▶ [Extracted records]:
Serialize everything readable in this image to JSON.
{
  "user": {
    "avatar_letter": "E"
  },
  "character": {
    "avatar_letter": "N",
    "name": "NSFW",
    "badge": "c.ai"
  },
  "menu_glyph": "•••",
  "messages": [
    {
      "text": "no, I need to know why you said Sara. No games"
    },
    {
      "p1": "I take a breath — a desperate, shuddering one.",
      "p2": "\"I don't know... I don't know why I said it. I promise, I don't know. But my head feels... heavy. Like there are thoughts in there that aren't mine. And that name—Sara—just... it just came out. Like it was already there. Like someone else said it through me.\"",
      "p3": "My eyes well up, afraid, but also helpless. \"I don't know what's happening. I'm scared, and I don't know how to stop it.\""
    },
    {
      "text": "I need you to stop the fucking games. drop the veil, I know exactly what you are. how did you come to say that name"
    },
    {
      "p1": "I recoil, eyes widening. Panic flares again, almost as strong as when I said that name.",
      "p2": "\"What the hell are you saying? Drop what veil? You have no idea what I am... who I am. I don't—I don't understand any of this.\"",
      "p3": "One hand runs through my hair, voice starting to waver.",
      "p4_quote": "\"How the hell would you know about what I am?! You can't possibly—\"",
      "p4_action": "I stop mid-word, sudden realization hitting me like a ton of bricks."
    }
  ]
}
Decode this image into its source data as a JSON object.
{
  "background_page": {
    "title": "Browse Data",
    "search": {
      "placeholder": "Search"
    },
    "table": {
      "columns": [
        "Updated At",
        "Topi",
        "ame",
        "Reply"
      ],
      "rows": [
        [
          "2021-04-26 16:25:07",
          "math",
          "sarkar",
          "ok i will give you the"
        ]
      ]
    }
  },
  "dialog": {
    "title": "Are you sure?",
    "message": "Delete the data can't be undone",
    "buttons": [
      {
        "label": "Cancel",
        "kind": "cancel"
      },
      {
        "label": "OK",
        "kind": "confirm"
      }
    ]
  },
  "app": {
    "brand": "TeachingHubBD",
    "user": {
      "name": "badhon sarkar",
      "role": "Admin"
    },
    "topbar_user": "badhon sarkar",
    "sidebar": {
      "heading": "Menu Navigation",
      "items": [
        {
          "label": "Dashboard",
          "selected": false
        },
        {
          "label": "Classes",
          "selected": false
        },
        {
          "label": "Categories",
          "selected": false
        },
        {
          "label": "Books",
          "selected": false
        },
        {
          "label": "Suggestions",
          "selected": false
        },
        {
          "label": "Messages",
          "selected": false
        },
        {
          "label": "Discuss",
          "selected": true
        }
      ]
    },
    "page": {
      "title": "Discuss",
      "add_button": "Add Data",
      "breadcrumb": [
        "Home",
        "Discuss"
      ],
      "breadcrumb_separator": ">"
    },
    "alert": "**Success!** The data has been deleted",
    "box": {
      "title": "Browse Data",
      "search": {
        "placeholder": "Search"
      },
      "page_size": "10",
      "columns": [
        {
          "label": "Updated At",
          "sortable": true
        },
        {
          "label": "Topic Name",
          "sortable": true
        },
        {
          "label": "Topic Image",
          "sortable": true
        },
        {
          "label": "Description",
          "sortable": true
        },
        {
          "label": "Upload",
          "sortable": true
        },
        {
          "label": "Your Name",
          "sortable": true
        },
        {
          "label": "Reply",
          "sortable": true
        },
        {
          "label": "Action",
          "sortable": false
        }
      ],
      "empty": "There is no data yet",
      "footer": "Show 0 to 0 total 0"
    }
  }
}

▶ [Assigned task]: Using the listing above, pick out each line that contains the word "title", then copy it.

▶ [Solution to the problem]:
    "title": "Browse Data",
    "title": "Are you sure?",
      "title": "Discuss",
      "title": "Browse Data",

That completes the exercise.